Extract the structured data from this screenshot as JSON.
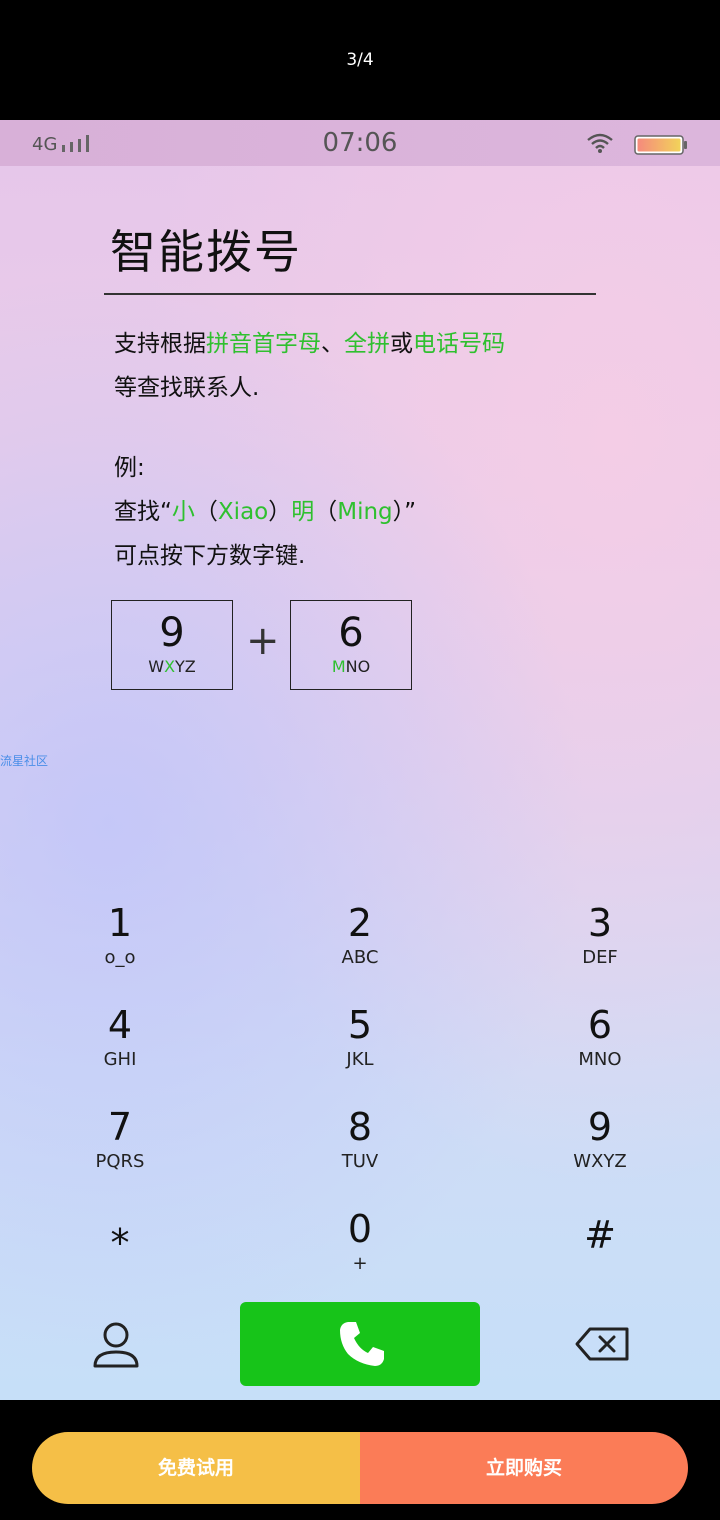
{
  "viewer": {
    "page_indicator": "3/4"
  },
  "status_bar": {
    "network": "4G",
    "time": "07:06",
    "icons": [
      "signal-icon",
      "wifi-icon",
      "battery-icon"
    ]
  },
  "guide": {
    "title": "智能拨号",
    "desc_line1_parts": [
      "支持根据",
      "拼音首字母",
      "、",
      "全拼",
      "或",
      "电话号码"
    ],
    "desc_line2": "等查找联系人.",
    "example_label": "例:",
    "example_line2_parts": [
      "查找“",
      "小",
      "（",
      "Xiao",
      "）",
      "明",
      "（",
      "Ming",
      "）”"
    ],
    "example_line3": "可点按下方数字键.",
    "key_a": {
      "digit": "9",
      "letters_pre": "W",
      "letters_hl": "X",
      "letters_post": "YZ"
    },
    "key_b": {
      "digit": "6",
      "letters_pre": "",
      "letters_hl": "M",
      "letters_post": "NO"
    },
    "plus": "+",
    "accent_color": "#2fc02f"
  },
  "watermark": "流星社区",
  "keypad": {
    "keys": [
      {
        "num": "1",
        "letters": "o_o"
      },
      {
        "num": "2",
        "letters": "ABC"
      },
      {
        "num": "3",
        "letters": "DEF"
      },
      {
        "num": "4",
        "letters": "GHI"
      },
      {
        "num": "5",
        "letters": "JKL"
      },
      {
        "num": "6",
        "letters": "MNO"
      },
      {
        "num": "7",
        "letters": "PQRS"
      },
      {
        "num": "8",
        "letters": "TUV"
      },
      {
        "num": "9",
        "letters": "WXYZ"
      },
      {
        "num": "*",
        "letters": ""
      },
      {
        "num": "0",
        "letters": "+"
      },
      {
        "num": "#",
        "letters": ""
      }
    ]
  },
  "actions": {
    "icons": [
      "contacts-icon",
      "phone-icon",
      "backspace-icon"
    ],
    "call_color": "#17c419"
  },
  "purchase": {
    "trial_label": "免费试用",
    "buy_label": "立即购买",
    "trial_color": "#f5bf47",
    "buy_color": "#fb7c57"
  }
}
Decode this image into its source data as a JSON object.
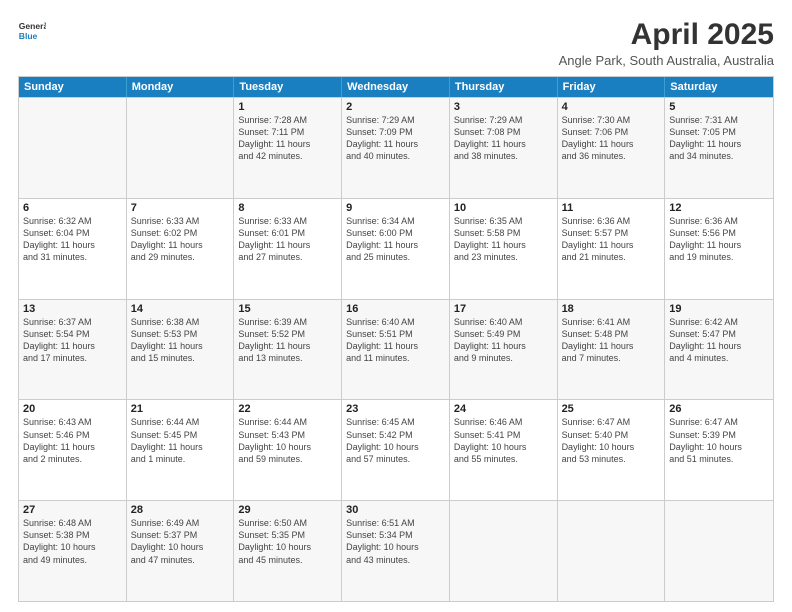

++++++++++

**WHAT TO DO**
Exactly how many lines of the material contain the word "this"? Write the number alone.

**ANSWER TO THE PROBLEM**
2